Smithsonian’s National Postal Museum wants to present and recognize the oldest federal law enforcement agency, which is almost unknown to the people they work so hard to serve, protect and educate from becoming a victim.
An exhibit, which offers the tourist an opportunity to learn more about the U.S. Postal Inspection Service is named, “Behind the Badge,” which is a dynamic new exhibition created to display their accomplishments through several famous cases they played key roles, opening, June 27.
“When people think of the term ‘first responders,’ they may not realize that postal inspectors are part of that equation,” said Allen Kane, director of the National Postal Museum. “From 9/11 or Hurricane Katrina to Superstorm Sandy, some of the first boots on the ground were those of the dedicated men and women of the U.S. Postal Inspection Service.”
The Postal Inspection Service has played major roles in arrests for prosecution of serious crimes of fraud, theft, robberies, drugs, child pornography, mail bombs, protect consumers, financial scams to include lotteries, and joint task force investigations to include international agencies and now the internet to name a few.
In 1772, a colonial Postmaster General Benjamin Franklin created the actual Postal Inspection Service; therefore, it can claim to be oldest federal law enforcement agency ever created in the United States. In fact, the Service’s beginnings predate the Declaration of Independence and therefore, the U.S.A.
During colonial times, Ben Franklin, was first appointed Postmaster General under the Continental Congress and later served at a cabinet level post as George Washington's first Postmaster. Actually, the individuals’ original title, which was first created by Franklin had been “Surveyor” to regulate and audit the mail.

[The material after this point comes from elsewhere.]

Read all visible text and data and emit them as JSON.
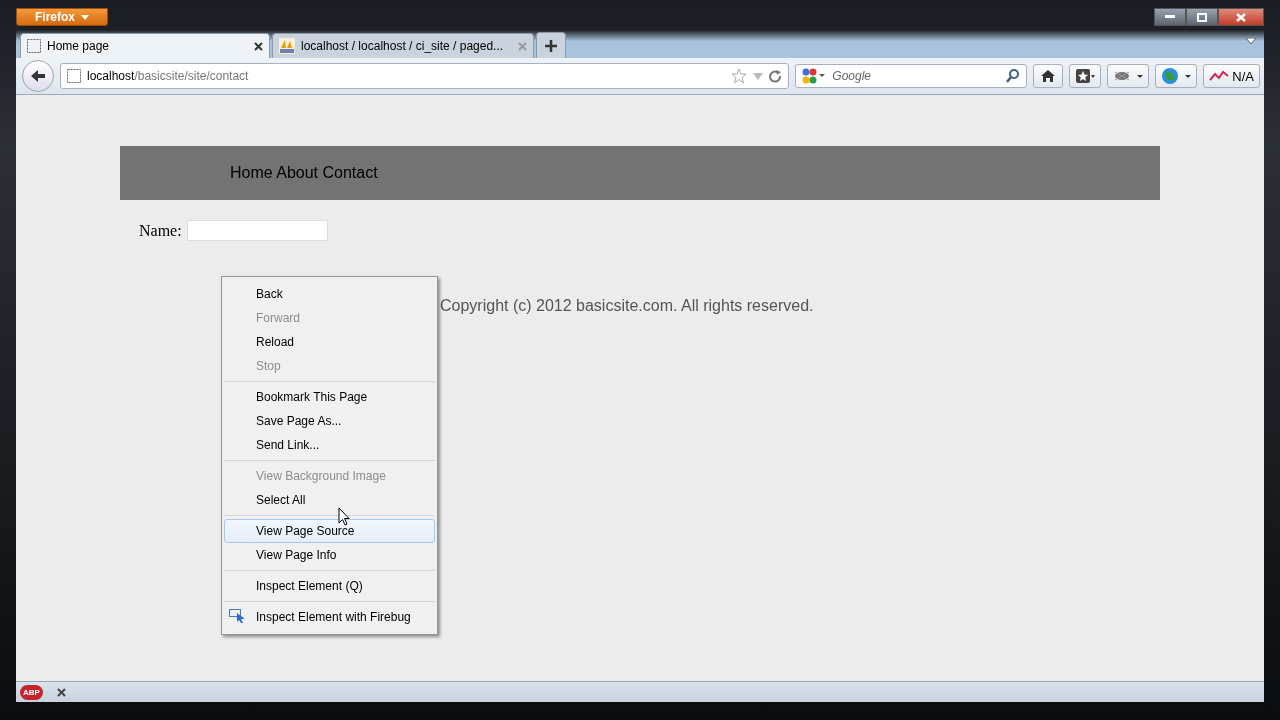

In 1801, the title of "surveyor" changed to Special Agent. In 1830, the Special Agents were reorganized into the Office of Instructions and Mail Depredations. For some time, one of their primary duties was the enforcement of obscenity prohibitions under the Comstock Act.
"The exhibit showcases an important part of the mission of the Postal Inspection Service, protecting the American consumer from fraud. While arrest are always an effective deterrent to crime, we have found that educating consumers about fraud is a key component to preventing them from becoming victims of scams,” said Chief Postal Inspector, Guy Cottrell.